Thursday, September 27, 2012

GAME Plan Update

As I begin to work through my GAME plan, I decided to focus on Indicator 4 specifically this week.  I went through several of the resources I found, and began thinking of what our school has in place for students to guide them in their internet usage.  Sadly, my school is lacking in this department.  My principal showed me our parent permission slip, and I realized it's just a modified form of a "Can we take your child's picture?" form for use on the website.  Further digging, and I can't find any documents that do more than tell our kids it's against the rules to steal or break the technology (although somewhere there's a Facebook addition that allows kids to be punished at school for inappropriate behavior on Facebook at home).  Personally, I was shocked that in all the paperwork that goes home to be signed at the beginning of the year there isn't a student or parent contract outlining how to behave online as a Digital Citizen.  My principal and I are looking into changing this and I have a great starting point!:
Kid's Pledge
Parents' Pledge
I could use help in coming up with ways to promote digital etiquette to other teachers in my school.  I certainly don't want to add more to their plates, but I feel it's important for students to learn to be digital citizens from their teachers.  What ways can I encourage our faculty to make an effort, and what could I do to get my kids excited about it?


  1. It sounds like your principal and you have a lot of work ahead of you! A blog that I belong to is someone I found on Edutopia. It is called Langwitches blog by Silvia Rosenthal Tolisano. Below is a unit that she created for elementary school teachers wanting to blog with their students. Even if you do not plan to blog, this is a great unit for any teacher about online safety, commenting, and writing. There are videos, links to other classroom blogs, and great examples.

    Tolisano, S.( 2012). Blogging with elementary students. Retrieved from

    1. Thanks so much! I actually enjoy blogging (if only there was more time) and would like to do a blog for my school about technology that's available. Thanks so much to this link, I will definitely add it to my technology resources!

  2. Hi Mrs. Claypool,

    Here are some starter ideas for digital etiquette:
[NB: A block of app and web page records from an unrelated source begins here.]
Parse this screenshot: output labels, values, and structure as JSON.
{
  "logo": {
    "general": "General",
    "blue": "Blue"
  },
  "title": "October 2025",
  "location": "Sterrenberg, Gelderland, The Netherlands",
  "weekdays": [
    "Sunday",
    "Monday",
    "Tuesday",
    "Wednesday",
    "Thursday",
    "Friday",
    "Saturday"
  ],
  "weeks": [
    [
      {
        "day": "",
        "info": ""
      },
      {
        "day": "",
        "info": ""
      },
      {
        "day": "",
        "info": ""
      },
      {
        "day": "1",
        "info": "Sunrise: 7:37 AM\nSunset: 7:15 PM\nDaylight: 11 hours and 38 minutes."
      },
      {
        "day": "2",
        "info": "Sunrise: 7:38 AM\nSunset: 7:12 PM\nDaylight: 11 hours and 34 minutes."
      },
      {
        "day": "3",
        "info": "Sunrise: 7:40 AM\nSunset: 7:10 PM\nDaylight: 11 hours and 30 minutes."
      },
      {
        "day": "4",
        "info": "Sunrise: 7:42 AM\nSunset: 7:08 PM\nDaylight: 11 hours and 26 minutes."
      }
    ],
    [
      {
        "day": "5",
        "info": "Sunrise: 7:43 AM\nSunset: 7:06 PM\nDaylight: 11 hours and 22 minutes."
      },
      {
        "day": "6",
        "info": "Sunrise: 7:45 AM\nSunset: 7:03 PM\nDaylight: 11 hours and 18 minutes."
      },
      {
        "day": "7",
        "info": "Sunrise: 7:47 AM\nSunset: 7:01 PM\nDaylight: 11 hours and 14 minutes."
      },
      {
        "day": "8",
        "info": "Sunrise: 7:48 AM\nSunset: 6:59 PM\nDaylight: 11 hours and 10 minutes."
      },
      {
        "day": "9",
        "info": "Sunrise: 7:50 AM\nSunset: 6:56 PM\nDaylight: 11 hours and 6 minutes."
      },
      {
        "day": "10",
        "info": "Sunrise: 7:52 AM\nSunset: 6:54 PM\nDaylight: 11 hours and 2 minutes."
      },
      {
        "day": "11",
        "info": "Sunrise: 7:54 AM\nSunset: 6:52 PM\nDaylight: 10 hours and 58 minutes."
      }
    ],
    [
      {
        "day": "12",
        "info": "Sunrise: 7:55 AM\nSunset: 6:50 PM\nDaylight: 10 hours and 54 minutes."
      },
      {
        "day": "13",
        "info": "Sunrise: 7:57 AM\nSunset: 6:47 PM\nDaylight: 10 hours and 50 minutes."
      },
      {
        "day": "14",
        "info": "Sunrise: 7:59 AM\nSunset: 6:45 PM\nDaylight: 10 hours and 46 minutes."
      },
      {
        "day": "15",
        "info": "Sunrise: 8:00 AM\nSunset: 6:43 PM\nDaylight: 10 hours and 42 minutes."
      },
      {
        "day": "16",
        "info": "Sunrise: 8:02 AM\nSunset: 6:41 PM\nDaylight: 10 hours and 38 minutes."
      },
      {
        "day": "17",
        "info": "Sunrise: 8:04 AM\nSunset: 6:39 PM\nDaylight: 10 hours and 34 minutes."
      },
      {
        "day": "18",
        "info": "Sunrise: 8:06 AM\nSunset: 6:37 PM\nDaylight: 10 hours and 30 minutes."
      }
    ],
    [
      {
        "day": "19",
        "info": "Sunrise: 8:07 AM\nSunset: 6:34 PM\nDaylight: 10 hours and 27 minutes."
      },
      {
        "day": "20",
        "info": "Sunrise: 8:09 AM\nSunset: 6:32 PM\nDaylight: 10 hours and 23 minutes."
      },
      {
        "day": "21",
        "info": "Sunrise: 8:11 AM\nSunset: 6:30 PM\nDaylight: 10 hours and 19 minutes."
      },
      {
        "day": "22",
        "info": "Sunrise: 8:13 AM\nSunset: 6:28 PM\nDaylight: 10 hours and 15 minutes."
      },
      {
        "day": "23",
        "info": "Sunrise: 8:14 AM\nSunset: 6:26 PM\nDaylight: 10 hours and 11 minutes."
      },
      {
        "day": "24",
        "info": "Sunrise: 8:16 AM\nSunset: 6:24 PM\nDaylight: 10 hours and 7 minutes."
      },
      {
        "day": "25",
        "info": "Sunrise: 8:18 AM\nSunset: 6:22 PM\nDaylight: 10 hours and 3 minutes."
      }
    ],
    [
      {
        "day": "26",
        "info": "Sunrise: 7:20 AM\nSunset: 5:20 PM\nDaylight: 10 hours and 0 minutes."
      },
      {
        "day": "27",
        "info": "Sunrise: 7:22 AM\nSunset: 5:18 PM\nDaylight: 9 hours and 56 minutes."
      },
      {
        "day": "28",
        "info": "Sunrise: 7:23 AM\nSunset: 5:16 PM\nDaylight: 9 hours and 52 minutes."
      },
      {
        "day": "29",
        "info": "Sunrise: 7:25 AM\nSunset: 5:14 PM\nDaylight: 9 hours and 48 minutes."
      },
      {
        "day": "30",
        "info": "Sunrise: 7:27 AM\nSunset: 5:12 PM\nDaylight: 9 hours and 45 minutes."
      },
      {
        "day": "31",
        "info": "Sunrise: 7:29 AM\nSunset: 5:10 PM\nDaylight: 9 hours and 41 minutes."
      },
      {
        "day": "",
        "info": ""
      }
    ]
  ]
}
    The students should not include their name –use student number/class code.
    Do not write about anyone else without his/ her permission.
    Do not use inappropriate language
    Do not write comments that could hurt another’s feelings.
    Never touch anyone else's blog, etc.
    Finally and most important, the teacher should communicate clear expectations, rules and consequences for the class.

    1. Thanks Dennis. Do you have any suggestions on how to promote internet etiquette in my building? I really want to get everyone on board from students and parents to teachers and administration. So many kids get hurt from comments they read at home because of cyber-bullying which will really come into play when they get to middle school. There are some adults that I feel are unaware of just how easy it is to find old comments online and how they can come back to hurt you. I have considered talking to our Character Counts committee to see if they can incorporate it into a school-wide program, but I want to have a good idea ready to go to them with before I do.

  3. Thought of you when I saw this. Hope it is something you can use.